--- Dataset entries Enclosed Below ---

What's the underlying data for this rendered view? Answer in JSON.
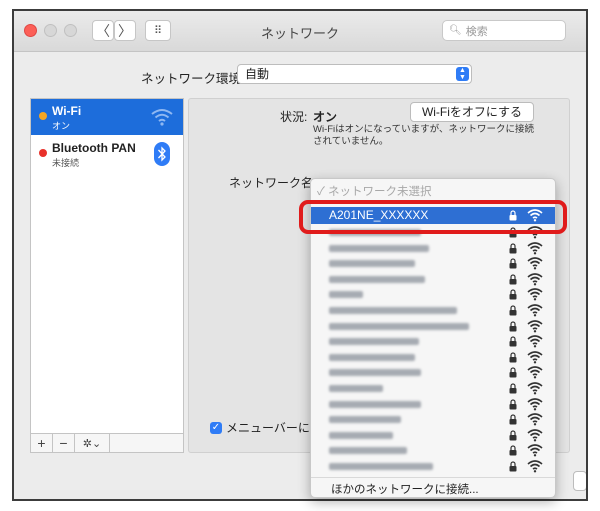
{
  "window": {
    "title": "ネットワーク"
  },
  "toolbar": {
    "back_glyph": "〈",
    "forward_glyph": "〉",
    "grid_glyph": "⠿",
    "search_placeholder": "検索",
    "search_icon": "🔍︎"
  },
  "location": {
    "label": "ネットワーク環境:",
    "value": "自動"
  },
  "sidebar": {
    "services": [
      {
        "name": "Wi-Fi",
        "status": "オン",
        "dot_color": "#f5a623",
        "selected": true,
        "icon": "wifi-icon"
      },
      {
        "name": "Bluetooth PAN",
        "status": "未接続",
        "dot_color": "#e8312a",
        "selected": false,
        "icon": "bluetooth-icon"
      }
    ],
    "buttons": {
      "add": "+",
      "remove": "−",
      "action": "✲⌄"
    }
  },
  "detail": {
    "status_label": "状況:",
    "status_value": "オン",
    "toggle_button": "Wi-Fiをオフにする",
    "status_description": "Wi-Fiはオンになっていますが、ネットワークに接続されていません。",
    "network_name_label": "ネットワーク名",
    "menubar_checkbox_label": "メニューバーにWi-",
    "checkbox_mark": "✓"
  },
  "dropdown": {
    "header": "✓ ネットワーク未選択",
    "selected_network": "A201NE_XXXXXX",
    "other_networks": "ほかのネットワークに接続...",
    "network_count_blurred": 16
  },
  "colors": {
    "accent": "#2f7cf6",
    "selection": "#1d6ddb",
    "highlight": "#e01b1b"
  }
}
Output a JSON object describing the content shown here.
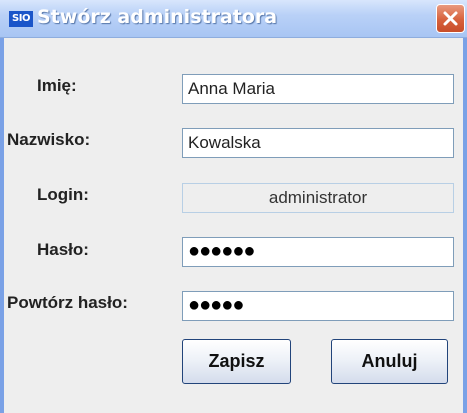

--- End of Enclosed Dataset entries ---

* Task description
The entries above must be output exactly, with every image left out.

* Written solution
What's the underlying data for this rendered view? Answer in JSON.
{
  "window": {
    "title": "ネットワーク"
  },
  "toolbar": {
    "back_glyph": "〈",
    "forward_glyph": "〉",
    "grid_glyph": "⠿",
    "search_placeholder": "検索",
    "search_icon": "🔍︎"
  },
  "location": {
    "label": "ネットワーク環境:",
    "value": "自動"
  },
  "sidebar": {
    "services": [
      {
        "name": "Wi-Fi",
        "status": "オン",
        "dot_color": "#f5a623",
        "selected": true,
        "icon": "wifi-icon"
      },
      {
        "name": "Bluetooth PAN",
        "status": "未接続",
        "dot_color": "#e8312a",
        "selected": false,
        "icon": "bluetooth-icon"
      }
    ],
    "buttons": {
      "add": "+",
      "remove": "−",
      "action": "✲⌄"
    }
  },
  "detail": {
    "status_label": "状況:",
    "status_value": "オン",
    "toggle_button": "Wi-Fiをオフにする",
    "status_description": "Wi-Fiはオンになっていますが、ネットワークに接続されていません。",
    "network_name_label": "ネットワーク名",
    "menubar_checkbox_label": "メニューバーにWi-",
    "checkbox_mark": "✓"
  },
  "dropdown": {
    "header": "✓ ネットワーク未選択",
    "selected_network": "A201NE_XXXXXX",
    "other_networks": "ほかのネットワークに接続...",
    "network_count_blurred": 16
  },
  "colors": {
    "accent": "#2f7cf6",
    "selection": "#1d6ddb",
    "highlight": "#e01b1b"
  }
}
Output a JSON object describing the content shown here.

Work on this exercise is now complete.